Cutting A Stair Stringer
Just a couple points for cutting a stair stringer properly for your deck.
Some stairs have notched stringers everywhere.
There is no solid stringer covering the outsides of the steps.
This deck is an example of that. The treads overhang the stringer on the sides.
Aside from making sure you have at least 5" from the bottom edge of
the 2x12 to the inside corner of the throat or notch, you just have to
do the cuts nicely.
Here is how to make those cuts.
First Cut With a Circular Saw - Video
Second Cut With a Reciprocating Saw - Video
You can also use a hand saw. The important thing to remember is to use a
vertical up and down cutting action so you can get a nice clean 90

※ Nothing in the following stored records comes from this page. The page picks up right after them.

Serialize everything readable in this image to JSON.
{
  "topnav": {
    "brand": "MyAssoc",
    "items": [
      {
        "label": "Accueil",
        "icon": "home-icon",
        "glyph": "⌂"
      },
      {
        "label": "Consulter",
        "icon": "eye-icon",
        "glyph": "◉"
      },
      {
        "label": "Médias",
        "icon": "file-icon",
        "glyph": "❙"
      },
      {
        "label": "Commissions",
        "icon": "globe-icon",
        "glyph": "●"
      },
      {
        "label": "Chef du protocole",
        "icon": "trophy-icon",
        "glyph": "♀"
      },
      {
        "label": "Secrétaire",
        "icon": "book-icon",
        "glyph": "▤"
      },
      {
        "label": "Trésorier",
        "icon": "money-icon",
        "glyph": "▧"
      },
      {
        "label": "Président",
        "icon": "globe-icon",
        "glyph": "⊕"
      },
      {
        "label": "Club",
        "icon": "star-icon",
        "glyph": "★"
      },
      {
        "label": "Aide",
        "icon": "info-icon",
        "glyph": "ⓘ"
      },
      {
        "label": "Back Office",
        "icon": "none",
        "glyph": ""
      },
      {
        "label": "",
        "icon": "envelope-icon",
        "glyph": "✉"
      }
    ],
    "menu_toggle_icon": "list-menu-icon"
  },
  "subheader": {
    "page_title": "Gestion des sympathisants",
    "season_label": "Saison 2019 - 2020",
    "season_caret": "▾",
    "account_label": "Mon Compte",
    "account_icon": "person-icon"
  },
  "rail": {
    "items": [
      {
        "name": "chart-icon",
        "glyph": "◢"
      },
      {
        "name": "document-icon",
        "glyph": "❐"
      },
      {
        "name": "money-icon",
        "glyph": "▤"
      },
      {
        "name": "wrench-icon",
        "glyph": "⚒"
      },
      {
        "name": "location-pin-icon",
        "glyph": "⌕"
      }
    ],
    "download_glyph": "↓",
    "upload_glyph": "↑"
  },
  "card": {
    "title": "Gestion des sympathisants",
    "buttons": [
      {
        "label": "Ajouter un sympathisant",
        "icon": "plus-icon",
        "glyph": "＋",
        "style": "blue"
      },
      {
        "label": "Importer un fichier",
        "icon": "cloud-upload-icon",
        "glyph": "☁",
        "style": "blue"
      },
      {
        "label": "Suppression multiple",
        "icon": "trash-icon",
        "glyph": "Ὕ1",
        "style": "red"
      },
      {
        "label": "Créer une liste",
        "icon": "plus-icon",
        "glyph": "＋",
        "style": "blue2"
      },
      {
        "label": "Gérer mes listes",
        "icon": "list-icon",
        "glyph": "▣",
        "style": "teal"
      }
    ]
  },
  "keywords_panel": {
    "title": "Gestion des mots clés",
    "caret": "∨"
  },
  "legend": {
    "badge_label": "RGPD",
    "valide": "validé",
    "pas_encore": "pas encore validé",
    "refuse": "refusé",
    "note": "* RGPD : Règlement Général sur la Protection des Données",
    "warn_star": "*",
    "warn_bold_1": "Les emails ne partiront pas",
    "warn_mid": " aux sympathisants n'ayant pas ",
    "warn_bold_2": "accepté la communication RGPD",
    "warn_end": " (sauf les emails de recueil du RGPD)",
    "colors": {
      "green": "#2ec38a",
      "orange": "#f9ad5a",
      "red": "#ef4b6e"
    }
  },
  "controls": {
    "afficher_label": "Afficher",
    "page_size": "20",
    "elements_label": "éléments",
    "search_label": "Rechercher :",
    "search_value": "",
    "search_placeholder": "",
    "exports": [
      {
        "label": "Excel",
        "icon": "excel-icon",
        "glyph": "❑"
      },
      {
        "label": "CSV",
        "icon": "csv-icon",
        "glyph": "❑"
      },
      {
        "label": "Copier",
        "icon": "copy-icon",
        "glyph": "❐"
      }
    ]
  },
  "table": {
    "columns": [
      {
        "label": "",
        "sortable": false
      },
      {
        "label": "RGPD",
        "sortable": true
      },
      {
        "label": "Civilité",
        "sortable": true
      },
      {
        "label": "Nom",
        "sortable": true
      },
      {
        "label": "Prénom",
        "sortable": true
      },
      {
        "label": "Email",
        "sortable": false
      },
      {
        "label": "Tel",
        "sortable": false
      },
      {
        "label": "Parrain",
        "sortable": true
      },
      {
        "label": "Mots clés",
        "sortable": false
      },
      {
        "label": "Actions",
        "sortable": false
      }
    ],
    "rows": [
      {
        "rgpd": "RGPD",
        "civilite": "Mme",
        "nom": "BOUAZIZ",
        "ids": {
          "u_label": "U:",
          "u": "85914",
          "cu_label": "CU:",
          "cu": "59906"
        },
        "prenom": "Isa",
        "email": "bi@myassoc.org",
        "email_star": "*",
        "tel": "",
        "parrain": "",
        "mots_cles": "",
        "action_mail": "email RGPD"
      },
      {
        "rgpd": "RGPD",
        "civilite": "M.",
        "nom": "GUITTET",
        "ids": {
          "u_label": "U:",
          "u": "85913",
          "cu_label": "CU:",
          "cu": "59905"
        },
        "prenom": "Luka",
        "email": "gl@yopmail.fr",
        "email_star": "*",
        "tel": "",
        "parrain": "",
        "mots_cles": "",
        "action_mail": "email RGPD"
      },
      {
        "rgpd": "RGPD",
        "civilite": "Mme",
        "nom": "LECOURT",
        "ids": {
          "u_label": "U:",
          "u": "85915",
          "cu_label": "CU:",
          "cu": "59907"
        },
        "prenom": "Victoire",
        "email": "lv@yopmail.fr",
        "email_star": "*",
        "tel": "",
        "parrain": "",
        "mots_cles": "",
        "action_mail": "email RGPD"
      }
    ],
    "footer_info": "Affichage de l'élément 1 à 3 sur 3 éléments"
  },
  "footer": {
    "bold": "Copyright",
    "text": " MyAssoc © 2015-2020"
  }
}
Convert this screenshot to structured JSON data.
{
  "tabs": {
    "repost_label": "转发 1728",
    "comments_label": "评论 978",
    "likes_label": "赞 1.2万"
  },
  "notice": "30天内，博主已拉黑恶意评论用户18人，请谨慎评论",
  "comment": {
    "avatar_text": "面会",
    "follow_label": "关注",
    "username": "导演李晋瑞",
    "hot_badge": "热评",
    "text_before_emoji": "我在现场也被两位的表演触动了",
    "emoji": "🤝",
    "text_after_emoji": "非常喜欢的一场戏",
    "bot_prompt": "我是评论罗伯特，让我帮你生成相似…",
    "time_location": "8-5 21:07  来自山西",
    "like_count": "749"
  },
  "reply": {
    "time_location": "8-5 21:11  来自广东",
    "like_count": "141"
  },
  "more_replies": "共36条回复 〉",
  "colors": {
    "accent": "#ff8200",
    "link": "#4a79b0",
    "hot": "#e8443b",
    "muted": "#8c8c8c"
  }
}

degree cut for the tread to sit against.
Cutting The Ends of a Solid Stringer
You're not done yet.
On the layout section pages, we showed you how to mark out the tread locations of a set of stairs for solid stringers.

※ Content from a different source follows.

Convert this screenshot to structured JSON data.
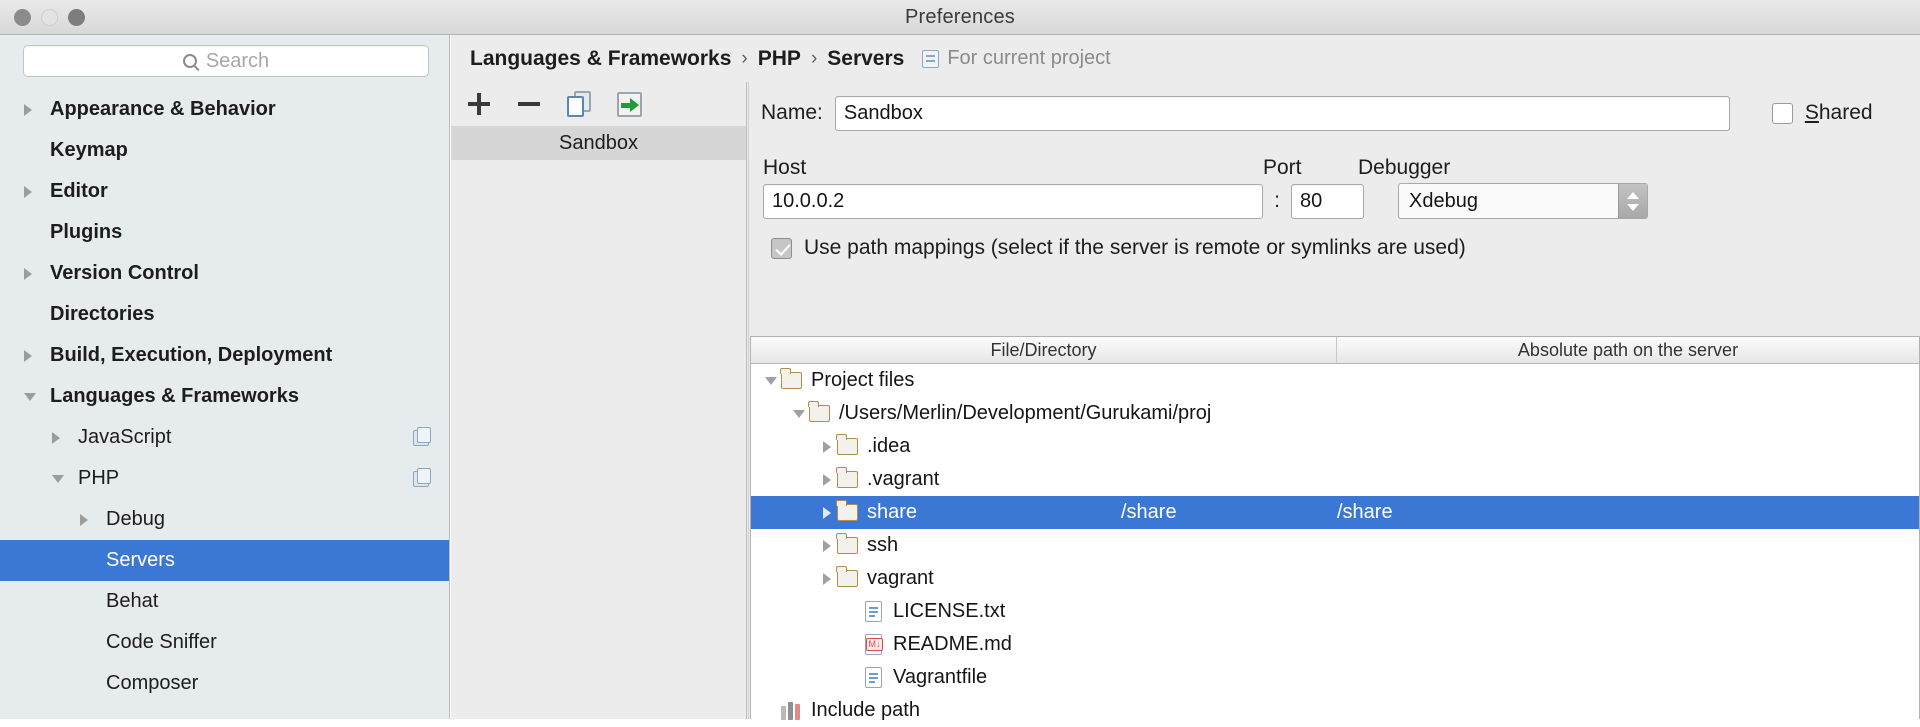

Now you need to see how the ends of the stringers are cut off for final fitting and attaching to the deck
As you can see, if you leave the termination points of the stringers
untouched they will be a sharp point and your stairs won't fit very
well against the deck.
Here is one way to trim off those pointy ends so the stairs will tuck in nicely under the overhaing decking boards.
And with a nicely cut end like this, you can just tuck it under the top decking and against the fascia board or rim joist.
Cut the bottom end too.
And here is how to cut the end of the stringer to create a great looking finish.
Just cut off that shaded area to the right.
The Finished Look Is Very Nice
Some Other Great Reading
That is pretty much all there is to cutting a stair stringer.
It really is quite simple. But if you misunderstand some of the math
or don't know these little tips it is possible to make a mess of your